> [Materials provided]:
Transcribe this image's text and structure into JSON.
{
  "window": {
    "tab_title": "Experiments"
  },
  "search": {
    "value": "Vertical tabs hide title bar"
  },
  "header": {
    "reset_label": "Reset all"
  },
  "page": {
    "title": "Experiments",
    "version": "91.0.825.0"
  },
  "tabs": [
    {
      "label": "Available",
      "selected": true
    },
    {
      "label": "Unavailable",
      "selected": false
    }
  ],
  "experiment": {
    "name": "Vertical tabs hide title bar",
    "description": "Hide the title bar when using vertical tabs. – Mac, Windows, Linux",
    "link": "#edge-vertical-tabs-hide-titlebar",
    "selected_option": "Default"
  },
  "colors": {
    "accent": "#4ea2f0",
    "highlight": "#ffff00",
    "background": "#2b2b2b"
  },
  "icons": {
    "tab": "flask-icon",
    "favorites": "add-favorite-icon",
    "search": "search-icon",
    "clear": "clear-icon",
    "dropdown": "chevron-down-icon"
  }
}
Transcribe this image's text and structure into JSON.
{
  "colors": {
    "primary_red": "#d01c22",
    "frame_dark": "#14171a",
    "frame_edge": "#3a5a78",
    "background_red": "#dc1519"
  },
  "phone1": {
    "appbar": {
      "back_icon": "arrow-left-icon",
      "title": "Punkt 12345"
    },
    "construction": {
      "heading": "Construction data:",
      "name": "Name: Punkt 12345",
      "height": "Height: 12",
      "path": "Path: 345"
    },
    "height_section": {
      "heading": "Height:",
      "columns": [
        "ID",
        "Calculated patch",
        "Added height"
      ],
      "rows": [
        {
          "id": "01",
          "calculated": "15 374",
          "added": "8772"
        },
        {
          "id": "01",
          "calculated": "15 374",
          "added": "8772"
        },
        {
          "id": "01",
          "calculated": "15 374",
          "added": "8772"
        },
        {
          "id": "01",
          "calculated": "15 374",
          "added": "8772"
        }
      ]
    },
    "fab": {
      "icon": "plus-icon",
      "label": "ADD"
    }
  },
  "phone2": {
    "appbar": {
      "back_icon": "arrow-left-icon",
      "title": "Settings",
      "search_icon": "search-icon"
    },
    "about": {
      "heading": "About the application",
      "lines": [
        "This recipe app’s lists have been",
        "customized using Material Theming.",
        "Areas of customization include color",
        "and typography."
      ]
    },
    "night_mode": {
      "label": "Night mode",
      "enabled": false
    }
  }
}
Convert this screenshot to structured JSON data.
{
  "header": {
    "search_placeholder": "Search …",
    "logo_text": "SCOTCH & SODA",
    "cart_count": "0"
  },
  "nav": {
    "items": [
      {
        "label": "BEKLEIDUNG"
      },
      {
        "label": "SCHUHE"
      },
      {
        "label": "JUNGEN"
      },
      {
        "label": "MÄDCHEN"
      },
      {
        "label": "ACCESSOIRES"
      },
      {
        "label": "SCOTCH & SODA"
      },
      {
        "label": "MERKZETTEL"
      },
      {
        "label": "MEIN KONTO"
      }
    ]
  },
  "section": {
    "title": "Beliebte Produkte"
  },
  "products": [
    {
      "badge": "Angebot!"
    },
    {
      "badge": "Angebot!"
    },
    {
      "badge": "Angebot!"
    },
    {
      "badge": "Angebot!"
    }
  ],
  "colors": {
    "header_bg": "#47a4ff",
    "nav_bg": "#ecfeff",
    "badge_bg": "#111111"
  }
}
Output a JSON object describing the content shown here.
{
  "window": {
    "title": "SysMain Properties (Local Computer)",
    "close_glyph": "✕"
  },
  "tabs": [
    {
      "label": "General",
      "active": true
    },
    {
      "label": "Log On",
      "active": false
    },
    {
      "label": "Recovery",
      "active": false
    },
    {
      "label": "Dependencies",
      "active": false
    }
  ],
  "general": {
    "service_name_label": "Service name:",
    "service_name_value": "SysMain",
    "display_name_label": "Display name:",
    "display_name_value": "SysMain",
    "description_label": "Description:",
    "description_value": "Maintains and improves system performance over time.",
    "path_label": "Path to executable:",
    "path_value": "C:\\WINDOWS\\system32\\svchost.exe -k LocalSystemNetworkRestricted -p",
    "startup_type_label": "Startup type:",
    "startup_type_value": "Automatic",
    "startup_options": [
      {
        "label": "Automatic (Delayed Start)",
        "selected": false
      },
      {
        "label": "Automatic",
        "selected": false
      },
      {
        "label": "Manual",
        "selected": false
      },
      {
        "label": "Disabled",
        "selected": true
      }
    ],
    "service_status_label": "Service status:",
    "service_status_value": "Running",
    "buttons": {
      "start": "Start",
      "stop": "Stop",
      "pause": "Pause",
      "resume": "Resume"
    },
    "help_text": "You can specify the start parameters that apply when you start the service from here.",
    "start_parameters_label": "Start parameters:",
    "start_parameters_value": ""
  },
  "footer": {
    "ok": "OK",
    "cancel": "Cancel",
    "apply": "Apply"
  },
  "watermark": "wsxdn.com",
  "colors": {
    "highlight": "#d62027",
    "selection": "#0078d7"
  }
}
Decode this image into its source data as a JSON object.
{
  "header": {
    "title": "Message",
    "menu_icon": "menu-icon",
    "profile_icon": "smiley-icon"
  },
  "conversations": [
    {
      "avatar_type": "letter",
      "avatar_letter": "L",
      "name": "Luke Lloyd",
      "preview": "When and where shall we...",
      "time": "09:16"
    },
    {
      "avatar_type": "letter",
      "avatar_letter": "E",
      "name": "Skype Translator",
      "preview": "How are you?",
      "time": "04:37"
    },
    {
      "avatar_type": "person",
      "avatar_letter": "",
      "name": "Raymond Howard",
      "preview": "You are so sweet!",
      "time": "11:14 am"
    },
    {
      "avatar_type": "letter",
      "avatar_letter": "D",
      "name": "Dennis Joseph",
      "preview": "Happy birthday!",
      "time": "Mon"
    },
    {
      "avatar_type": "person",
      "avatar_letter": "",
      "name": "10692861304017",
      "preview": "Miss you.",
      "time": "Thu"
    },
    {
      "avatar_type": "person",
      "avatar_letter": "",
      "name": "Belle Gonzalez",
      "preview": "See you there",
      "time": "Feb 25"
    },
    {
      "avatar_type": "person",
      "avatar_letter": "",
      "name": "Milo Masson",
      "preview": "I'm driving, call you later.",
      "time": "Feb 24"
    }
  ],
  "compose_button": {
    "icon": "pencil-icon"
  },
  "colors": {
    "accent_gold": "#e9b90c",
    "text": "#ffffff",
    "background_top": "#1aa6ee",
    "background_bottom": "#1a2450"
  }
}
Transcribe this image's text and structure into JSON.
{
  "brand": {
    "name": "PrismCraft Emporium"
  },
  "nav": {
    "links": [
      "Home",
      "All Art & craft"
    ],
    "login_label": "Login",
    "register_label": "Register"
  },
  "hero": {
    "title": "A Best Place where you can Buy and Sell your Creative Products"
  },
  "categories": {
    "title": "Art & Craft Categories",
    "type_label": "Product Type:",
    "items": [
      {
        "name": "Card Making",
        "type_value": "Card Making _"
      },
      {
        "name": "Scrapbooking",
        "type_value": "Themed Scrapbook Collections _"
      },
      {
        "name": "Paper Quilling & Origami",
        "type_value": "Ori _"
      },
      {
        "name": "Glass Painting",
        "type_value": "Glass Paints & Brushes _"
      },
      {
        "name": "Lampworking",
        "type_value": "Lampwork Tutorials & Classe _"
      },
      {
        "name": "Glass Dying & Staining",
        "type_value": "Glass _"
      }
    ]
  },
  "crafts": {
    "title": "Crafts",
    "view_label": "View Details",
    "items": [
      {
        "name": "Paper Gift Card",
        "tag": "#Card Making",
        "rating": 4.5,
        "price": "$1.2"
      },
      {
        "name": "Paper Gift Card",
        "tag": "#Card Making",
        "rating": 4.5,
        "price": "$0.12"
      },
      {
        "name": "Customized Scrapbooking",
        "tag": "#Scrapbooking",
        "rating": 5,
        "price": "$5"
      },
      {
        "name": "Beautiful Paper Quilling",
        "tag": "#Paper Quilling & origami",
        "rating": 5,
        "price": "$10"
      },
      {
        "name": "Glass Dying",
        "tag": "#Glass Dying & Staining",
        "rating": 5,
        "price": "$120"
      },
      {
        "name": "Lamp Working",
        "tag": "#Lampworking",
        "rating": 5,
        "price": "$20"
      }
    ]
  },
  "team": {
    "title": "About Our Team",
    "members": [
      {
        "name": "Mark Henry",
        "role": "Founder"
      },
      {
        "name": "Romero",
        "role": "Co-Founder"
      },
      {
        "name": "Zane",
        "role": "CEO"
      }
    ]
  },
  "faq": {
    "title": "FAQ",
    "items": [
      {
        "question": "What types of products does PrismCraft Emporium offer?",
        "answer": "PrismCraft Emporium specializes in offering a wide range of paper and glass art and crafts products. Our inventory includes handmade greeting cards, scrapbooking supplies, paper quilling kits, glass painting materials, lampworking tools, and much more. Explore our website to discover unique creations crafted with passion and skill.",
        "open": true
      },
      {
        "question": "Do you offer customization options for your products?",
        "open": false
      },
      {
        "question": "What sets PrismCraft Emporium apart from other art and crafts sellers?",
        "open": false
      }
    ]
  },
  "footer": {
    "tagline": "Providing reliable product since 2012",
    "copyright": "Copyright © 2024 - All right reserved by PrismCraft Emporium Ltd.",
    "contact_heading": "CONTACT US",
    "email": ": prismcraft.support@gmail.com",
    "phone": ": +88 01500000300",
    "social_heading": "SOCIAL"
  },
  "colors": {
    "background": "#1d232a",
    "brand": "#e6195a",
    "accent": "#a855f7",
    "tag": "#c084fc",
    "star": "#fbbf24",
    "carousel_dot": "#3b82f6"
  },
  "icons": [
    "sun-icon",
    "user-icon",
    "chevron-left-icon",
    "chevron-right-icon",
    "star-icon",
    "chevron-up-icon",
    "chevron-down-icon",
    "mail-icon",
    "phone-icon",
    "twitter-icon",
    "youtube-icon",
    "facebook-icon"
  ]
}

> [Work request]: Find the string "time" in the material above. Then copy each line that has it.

> [Answer box]:
    "description_value": "Maintains and improves system performance over time.",
      "time": "09:16"
      "time": "04:37"
      "time": "11:14 am"
      "time": "Mon"
      "time": "Thu"
      "time": "Feb 25"
      "time": "Feb 24"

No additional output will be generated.